To do: Please work out how many lines in the material below contain the string "style", and answer with that number only.

Data provided:
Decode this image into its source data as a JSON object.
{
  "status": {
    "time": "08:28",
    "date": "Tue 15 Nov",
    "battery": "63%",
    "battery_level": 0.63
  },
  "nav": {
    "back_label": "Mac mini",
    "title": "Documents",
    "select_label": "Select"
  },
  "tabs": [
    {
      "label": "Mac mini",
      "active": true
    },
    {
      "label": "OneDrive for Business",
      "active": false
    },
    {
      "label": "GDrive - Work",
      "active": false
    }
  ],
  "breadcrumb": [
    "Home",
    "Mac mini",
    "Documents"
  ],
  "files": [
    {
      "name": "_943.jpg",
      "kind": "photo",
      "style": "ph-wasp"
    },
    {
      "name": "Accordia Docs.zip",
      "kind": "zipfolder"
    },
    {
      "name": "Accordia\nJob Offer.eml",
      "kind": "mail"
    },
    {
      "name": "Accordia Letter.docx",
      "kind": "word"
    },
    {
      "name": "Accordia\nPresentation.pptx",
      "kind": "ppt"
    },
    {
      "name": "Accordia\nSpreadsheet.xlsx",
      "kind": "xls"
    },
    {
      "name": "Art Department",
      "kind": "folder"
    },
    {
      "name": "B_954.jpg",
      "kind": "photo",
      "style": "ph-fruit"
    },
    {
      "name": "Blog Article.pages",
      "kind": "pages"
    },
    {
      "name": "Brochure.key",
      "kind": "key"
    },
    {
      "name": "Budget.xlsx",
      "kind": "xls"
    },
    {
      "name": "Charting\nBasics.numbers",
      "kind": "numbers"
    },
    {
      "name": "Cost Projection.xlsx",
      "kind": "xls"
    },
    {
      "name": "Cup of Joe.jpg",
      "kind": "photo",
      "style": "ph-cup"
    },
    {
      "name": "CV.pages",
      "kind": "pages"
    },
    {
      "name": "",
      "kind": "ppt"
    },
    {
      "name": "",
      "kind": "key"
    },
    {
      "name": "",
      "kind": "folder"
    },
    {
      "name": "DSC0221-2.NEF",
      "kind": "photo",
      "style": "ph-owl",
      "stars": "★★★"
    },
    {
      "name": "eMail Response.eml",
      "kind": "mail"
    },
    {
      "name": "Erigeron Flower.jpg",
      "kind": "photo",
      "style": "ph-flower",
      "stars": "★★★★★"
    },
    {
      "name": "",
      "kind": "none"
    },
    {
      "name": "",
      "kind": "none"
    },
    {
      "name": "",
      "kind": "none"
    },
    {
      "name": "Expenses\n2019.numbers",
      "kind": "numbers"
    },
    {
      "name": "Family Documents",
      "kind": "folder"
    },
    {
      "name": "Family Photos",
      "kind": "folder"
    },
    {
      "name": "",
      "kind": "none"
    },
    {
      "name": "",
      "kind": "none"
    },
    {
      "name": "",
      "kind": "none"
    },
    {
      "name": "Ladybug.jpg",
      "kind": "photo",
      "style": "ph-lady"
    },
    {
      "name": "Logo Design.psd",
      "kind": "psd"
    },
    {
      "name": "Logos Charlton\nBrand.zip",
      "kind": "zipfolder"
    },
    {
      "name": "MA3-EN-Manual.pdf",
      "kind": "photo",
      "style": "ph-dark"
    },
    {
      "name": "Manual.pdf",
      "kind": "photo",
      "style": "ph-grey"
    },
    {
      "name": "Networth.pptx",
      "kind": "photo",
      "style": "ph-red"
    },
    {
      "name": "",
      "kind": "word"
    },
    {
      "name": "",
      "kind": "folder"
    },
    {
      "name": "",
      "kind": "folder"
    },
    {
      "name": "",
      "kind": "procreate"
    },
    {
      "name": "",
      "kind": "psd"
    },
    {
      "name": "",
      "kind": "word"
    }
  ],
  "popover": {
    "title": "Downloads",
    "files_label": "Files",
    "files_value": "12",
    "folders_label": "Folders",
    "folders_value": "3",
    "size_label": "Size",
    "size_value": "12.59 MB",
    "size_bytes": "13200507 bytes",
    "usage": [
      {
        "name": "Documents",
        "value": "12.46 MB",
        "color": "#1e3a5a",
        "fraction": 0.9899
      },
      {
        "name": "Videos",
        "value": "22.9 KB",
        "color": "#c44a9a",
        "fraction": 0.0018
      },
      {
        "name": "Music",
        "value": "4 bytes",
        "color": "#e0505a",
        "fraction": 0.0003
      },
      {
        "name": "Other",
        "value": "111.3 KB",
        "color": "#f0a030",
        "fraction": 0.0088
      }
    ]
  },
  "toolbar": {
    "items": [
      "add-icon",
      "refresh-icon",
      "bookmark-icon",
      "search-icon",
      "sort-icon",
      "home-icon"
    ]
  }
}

Response to this task: 9